§ **Task prompt**
Work out the number of lines below containing the word "August" and give nothing besides it.

§ **Input**

▬▬▬

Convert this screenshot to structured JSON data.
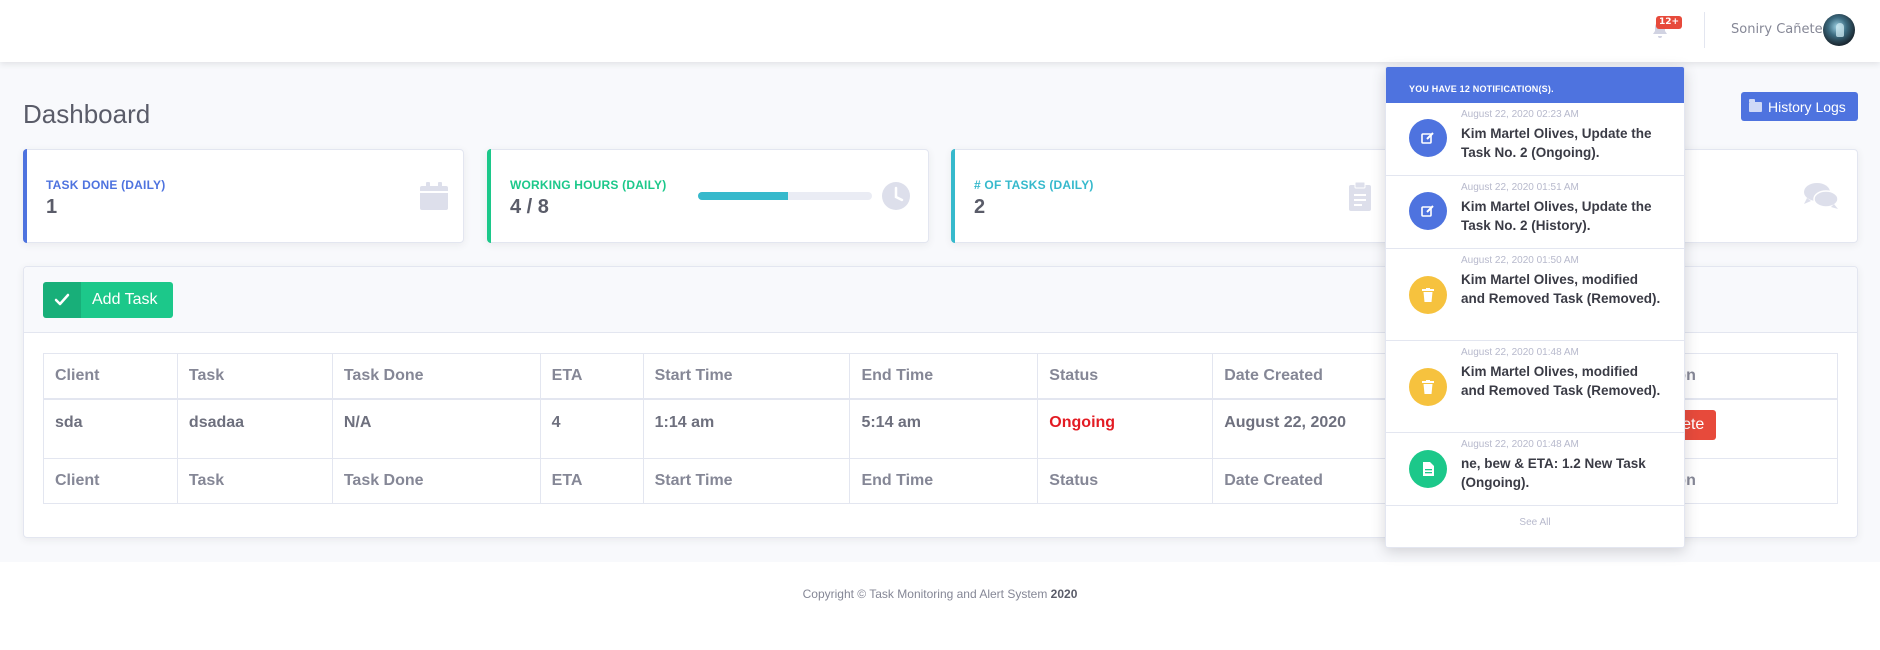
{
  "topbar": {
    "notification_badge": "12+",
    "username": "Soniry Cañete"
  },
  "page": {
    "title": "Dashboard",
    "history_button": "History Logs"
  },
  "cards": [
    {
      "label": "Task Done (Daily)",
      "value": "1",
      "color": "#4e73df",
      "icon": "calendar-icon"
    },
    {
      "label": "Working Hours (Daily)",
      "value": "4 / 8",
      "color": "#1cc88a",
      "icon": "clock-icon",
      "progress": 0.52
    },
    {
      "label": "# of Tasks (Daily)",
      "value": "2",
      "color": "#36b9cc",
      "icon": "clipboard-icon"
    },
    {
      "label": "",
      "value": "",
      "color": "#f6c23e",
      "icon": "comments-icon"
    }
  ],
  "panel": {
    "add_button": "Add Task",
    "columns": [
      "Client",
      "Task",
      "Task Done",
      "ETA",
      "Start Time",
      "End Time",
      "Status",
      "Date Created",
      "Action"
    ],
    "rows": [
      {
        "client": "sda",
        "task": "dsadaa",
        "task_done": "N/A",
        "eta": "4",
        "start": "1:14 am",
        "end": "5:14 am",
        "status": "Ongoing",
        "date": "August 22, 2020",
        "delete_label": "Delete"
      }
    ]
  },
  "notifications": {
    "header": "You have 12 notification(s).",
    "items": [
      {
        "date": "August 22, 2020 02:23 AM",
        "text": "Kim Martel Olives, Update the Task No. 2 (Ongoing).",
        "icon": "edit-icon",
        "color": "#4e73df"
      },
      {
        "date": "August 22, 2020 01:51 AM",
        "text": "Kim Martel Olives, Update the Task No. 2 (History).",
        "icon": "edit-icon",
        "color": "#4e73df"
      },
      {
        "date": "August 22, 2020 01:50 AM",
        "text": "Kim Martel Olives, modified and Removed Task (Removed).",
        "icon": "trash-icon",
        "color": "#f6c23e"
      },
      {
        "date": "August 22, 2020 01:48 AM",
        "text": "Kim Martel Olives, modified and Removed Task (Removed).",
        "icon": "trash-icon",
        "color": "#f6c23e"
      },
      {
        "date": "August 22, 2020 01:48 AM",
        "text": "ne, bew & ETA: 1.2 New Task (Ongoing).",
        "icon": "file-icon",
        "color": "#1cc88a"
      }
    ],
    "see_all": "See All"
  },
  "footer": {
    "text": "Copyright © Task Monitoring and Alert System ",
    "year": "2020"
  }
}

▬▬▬

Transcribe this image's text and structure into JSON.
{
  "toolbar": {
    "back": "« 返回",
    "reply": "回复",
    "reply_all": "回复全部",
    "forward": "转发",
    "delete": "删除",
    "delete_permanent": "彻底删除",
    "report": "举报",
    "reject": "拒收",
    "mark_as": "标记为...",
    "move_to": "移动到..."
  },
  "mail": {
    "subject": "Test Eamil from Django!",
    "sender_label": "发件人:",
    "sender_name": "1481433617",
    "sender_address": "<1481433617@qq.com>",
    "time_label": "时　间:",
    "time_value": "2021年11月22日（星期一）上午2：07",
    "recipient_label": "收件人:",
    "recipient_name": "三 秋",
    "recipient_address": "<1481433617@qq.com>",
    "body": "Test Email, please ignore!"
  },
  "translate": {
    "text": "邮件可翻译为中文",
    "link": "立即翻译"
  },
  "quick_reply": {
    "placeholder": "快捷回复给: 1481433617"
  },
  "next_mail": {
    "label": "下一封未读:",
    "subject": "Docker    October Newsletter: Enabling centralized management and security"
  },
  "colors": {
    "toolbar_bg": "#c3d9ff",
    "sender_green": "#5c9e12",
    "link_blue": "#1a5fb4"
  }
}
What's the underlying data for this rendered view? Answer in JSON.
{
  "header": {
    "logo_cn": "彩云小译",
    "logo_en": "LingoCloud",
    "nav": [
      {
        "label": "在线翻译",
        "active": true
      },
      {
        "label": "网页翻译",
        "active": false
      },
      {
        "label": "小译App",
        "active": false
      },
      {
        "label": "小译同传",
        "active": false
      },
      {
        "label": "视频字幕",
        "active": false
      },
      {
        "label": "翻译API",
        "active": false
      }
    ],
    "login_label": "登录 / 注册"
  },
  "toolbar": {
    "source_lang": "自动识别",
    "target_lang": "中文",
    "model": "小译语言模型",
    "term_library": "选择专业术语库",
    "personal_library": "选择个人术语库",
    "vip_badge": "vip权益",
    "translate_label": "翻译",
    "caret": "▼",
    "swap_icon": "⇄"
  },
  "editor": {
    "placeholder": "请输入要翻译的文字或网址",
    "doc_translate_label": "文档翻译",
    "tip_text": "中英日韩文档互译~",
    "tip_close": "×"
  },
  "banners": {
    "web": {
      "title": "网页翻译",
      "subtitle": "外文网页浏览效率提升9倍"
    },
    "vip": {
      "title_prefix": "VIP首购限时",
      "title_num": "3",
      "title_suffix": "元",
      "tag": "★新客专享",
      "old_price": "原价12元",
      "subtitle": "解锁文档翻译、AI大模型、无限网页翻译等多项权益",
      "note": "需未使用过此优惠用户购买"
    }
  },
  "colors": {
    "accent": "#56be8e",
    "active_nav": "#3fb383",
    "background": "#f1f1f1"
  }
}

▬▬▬

§ **Result for this task**
6